“I do think that these individuals are kowtowing to a president who has implemented some level of control and authority over the duly elected attorneys general in their states in a way that is unfortunate,” he said.

“I do think that this is a dangerous precedent to initiate.”

Suits brought by Trump and his allies have failed repeatedly across the country, and the Supreme Court this week rejected a Republican bid to reverse Pennsylvania’s certification of Biden’s victory.

Trump has spent the week relentlessly tweeting about the Texas case with the hashtag “overturn” and claiming, falsely, that he had won the election but was robbed.

Many of the attorneys general supporting the case have shown greater political ambitions.

In Kansas, Republican Attorney General Derek Schmidt, who is considering a bid for governor in 2022, announced that he would back the effort only hours after former Republican Gov. Jeff Colyer — another potential candidate for governor — tweeted that Schmidt’s office should.

Officials in Michigan, Pennsylvania, Georgia and Wisconsin say the suit is a publicity stunt. More than 20 other attorneys general from states including California and Virginia also filed a brief Thursday urging the court to reject the case.

Despite the political pressure, Idaho’s Republican attorney general chose not to join Texas.

“As is sometimes the case, the legally correct decision may not be the politically convenient decision,” Lawrence Wasden said in a statement. “But my responsibility is to the state of Idaho and the rule of law.”

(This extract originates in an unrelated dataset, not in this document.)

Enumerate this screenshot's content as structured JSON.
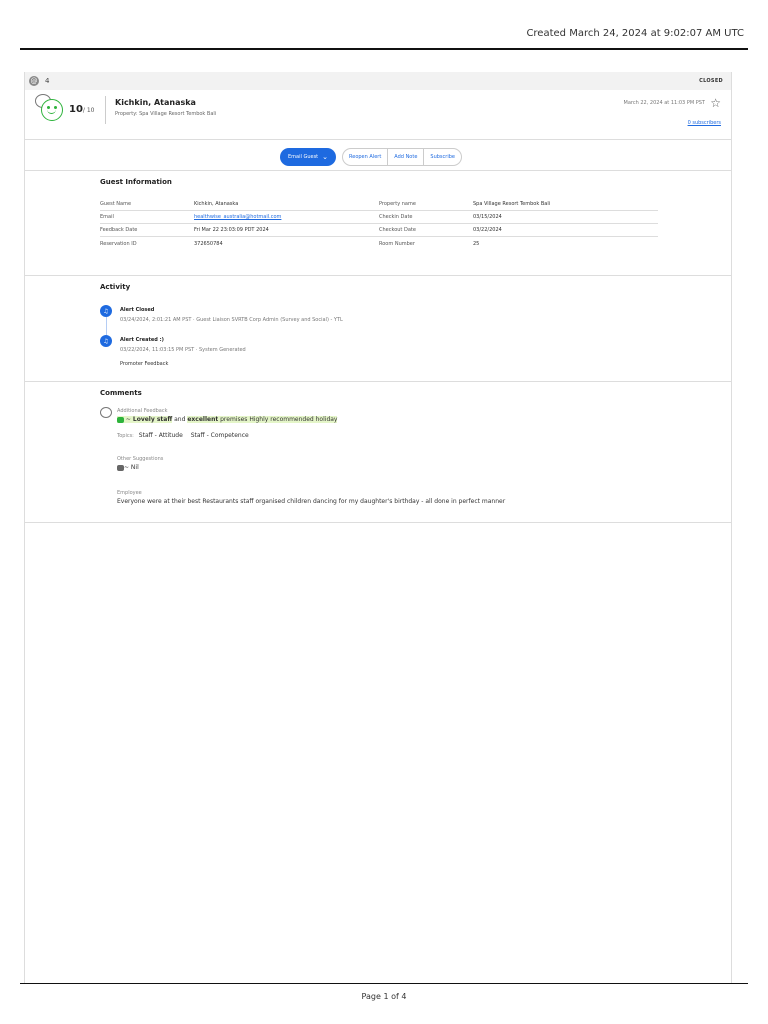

Story by Nomaan Merchant and Alanna Durkin Richer. Contributing to this report were Associated Press writers David Pitt in Des Moines, Iowa; John Hanna in Topeka, Kansas; Amy Beth Hanson in Helena, Montana; James MacPherson in Bismarck, North Dakota, Keith Ridler in Boise, Idaho; Michelle Price in Las Vegas and Sophia Eppolito and Lindsay Whitehurst in Salt Lake City.